**Prompt**
Set down every entry below exactly as it stands.

**Web page and app entries**
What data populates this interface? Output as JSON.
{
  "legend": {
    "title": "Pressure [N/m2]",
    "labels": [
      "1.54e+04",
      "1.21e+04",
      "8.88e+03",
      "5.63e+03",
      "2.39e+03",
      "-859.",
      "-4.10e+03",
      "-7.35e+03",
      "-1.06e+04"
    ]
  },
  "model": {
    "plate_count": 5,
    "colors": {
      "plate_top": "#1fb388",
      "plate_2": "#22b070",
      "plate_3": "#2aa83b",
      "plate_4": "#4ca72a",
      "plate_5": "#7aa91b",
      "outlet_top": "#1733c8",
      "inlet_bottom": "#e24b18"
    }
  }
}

**Your solution**
What data populates this interface? Output as JSON.
{
  "legend": {
    "title": "Pressure [N/m2]",
    "labels": [
      "1.54e+04",
      "1.21e+04",
      "8.88e+03",
      "5.63e+03",
      "2.39e+03",
      "-859.",
      "-4.10e+03",
      "-7.35e+03",
      "-1.06e+04"
    ]
  },
  "model": {
    "plate_count": 5,
    "colors": {
      "plate_top": "#1fb388",
      "plate_2": "#22b070",
      "plate_3": "#2aa83b",
      "plate_4": "#4ca72a",
      "plate_5": "#7aa91b",
      "outlet_top": "#1733c8",
      "inlet_bottom": "#e24b18"
    }
  }
}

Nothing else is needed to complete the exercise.